§ TASK BRIEF:
From the entries provided below, copy each line that contains the word "this".

Element data from apps and pages
■ ■ ■ ■ ■
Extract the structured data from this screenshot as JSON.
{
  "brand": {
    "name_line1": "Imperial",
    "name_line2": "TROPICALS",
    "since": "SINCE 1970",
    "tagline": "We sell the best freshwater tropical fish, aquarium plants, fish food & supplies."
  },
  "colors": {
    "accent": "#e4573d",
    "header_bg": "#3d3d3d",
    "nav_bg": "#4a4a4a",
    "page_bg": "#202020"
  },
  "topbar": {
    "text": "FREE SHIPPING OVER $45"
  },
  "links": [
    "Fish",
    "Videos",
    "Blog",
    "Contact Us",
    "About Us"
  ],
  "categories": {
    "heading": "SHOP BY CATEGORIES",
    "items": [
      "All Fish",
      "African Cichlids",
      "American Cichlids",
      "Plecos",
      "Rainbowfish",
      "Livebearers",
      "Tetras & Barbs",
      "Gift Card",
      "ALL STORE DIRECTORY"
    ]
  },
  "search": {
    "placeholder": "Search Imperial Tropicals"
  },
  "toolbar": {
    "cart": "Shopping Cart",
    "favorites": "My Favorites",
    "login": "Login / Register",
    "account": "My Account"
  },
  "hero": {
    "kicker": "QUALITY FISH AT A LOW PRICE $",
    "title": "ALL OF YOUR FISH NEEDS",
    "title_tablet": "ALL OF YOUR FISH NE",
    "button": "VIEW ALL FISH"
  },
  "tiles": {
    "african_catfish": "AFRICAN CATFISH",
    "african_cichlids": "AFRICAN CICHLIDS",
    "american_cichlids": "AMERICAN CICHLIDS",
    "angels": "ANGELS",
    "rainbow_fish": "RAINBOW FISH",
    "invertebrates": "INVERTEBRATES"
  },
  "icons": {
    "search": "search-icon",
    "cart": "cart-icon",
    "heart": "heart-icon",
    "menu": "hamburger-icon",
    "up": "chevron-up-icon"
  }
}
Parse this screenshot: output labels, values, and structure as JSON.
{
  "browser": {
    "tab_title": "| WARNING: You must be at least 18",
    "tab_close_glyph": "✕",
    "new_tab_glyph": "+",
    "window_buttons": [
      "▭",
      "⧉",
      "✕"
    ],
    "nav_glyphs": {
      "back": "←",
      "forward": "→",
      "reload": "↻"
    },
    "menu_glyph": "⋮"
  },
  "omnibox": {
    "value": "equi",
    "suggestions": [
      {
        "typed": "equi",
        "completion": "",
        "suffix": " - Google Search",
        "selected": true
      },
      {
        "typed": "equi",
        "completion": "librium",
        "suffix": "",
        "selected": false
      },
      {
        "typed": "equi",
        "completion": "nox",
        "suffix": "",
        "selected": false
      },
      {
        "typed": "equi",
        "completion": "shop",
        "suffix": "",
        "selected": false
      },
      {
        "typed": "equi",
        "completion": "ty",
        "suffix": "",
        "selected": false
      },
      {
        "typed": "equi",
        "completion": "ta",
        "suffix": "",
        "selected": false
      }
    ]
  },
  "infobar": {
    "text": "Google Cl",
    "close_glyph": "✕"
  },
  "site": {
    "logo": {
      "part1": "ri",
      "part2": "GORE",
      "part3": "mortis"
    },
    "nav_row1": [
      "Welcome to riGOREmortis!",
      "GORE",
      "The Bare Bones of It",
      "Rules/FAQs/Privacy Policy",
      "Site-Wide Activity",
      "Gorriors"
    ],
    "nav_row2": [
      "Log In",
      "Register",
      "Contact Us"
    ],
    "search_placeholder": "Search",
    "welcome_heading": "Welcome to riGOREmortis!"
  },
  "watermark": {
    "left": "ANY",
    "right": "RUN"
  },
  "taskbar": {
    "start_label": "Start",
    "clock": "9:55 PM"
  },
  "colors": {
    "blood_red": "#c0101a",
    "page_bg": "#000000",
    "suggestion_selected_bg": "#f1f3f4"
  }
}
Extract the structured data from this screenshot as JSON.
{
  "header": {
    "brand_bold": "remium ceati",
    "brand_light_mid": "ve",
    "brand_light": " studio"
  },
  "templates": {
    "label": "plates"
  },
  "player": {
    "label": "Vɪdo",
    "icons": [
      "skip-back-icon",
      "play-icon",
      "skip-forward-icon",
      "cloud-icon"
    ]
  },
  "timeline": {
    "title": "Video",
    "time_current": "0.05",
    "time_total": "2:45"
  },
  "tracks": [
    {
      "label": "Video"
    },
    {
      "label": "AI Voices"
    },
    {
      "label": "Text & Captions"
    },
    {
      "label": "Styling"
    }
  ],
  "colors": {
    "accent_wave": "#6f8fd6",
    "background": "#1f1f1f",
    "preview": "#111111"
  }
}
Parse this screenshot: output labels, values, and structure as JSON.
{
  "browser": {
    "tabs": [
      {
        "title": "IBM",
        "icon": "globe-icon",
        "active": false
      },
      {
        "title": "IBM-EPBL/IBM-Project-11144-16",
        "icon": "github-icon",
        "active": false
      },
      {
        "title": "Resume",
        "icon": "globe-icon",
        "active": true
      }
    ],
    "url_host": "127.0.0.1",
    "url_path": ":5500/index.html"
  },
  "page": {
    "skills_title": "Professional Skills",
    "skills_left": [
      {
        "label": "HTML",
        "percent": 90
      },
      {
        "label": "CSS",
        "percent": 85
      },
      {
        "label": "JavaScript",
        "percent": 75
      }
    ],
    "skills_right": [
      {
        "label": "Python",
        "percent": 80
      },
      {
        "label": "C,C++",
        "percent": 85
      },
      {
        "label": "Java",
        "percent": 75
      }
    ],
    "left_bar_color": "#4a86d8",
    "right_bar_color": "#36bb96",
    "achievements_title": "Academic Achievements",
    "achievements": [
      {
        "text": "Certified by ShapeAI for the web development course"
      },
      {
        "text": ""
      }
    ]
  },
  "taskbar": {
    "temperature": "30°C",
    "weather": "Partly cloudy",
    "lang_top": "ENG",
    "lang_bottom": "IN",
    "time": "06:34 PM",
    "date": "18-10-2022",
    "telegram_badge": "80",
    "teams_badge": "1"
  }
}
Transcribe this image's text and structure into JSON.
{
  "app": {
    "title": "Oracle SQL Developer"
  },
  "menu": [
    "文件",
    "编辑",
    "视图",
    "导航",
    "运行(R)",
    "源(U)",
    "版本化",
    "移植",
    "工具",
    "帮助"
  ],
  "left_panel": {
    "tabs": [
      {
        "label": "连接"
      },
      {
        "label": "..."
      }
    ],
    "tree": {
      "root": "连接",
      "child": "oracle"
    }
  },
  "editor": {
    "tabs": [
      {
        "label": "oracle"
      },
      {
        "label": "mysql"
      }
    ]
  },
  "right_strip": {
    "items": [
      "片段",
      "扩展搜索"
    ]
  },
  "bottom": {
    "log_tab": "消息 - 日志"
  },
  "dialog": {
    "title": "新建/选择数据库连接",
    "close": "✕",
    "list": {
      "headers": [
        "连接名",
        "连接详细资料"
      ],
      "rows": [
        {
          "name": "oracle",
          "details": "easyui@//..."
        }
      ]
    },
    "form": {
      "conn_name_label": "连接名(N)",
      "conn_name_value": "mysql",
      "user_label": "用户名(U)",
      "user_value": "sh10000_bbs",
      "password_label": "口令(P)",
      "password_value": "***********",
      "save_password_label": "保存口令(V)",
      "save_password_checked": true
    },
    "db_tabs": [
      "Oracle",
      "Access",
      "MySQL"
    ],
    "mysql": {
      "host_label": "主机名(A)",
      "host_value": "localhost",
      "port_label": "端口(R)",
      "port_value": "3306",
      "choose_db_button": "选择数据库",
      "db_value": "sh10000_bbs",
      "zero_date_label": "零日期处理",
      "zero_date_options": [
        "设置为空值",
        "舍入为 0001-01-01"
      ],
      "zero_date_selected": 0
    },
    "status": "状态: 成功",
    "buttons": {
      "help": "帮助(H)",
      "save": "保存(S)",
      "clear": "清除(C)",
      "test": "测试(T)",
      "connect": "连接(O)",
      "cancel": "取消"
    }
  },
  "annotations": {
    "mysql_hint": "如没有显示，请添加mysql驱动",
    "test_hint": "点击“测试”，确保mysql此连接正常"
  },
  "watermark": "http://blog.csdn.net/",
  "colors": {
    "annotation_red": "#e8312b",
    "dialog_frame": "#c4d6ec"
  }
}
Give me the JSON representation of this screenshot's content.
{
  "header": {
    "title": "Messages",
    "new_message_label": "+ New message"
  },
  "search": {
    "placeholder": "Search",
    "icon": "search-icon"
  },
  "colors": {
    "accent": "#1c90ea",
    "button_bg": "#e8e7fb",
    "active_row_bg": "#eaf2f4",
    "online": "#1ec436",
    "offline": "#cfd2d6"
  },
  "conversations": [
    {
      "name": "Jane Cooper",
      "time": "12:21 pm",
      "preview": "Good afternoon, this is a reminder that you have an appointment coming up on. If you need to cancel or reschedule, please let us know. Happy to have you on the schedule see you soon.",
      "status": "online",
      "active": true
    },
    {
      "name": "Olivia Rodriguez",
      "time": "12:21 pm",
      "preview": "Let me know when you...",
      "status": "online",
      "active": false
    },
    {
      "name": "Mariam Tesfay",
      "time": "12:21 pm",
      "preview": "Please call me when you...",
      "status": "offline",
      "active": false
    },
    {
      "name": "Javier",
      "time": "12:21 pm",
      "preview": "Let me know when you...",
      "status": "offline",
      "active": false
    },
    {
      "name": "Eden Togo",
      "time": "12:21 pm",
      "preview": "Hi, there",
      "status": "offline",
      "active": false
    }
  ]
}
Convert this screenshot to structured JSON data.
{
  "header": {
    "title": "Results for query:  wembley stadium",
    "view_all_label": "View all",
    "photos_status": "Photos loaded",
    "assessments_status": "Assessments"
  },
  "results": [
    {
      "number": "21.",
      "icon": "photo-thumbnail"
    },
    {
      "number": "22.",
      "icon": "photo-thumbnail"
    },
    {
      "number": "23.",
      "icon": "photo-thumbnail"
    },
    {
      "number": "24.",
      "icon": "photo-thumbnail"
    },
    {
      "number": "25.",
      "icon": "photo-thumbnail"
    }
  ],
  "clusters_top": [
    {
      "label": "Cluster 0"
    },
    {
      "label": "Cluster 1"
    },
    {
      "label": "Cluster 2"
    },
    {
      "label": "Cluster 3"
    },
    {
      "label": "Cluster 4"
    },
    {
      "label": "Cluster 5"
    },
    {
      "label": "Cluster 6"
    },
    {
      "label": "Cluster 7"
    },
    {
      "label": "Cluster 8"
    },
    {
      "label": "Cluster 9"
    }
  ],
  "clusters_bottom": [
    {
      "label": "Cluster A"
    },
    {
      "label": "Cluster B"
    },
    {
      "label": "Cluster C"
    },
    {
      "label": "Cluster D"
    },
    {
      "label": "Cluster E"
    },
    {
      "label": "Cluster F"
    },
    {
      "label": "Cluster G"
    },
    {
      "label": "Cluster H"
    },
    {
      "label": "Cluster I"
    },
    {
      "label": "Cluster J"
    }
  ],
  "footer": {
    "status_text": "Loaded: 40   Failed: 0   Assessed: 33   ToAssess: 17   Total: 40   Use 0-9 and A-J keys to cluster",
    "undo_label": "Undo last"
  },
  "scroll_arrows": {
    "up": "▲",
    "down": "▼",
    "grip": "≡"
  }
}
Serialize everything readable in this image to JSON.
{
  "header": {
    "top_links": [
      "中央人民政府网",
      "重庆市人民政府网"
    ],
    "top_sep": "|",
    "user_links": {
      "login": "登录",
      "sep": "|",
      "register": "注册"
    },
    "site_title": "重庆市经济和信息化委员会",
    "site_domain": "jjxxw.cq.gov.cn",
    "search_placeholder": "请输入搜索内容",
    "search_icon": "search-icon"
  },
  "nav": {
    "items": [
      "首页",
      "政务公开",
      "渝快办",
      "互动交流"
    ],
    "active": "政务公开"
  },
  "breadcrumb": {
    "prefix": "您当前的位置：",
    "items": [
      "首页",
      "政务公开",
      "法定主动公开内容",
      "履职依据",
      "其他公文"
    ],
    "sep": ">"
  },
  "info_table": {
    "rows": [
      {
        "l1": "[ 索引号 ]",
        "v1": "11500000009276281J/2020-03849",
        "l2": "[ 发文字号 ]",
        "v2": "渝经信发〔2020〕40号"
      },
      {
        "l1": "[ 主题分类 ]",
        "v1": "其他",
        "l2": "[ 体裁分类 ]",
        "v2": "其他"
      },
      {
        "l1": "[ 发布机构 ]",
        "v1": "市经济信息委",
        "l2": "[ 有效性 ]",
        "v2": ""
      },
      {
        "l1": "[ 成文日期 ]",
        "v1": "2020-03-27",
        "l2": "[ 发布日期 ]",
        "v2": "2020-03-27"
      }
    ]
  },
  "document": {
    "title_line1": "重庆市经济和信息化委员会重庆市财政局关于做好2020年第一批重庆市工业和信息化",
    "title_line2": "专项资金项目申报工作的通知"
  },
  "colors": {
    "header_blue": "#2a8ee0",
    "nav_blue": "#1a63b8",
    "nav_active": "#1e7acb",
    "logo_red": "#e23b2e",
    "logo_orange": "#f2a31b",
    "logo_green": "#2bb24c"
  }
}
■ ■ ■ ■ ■
§ ANSWER SPACE:
Extract the structured data from this screenshot as JSON.
Parse this screenshot: output labels, values, and structure as JSON.
Extract the structured data from this screenshot as JSON.
Parse this screenshot: output labels, values, and structure as JSON.
Transcribe this image's text and structure into JSON.
Give me the JSON representation of this screenshot's content.
      "preview": "Good afternoon, this is a reminder that you have an appointment coming up on. If you need to cancel or reschedule, please let us know. Happy to have you on the schedule see you soon.",
Convert this screenshot to structured JSON data.
Serialize everything readable in this image to JSON.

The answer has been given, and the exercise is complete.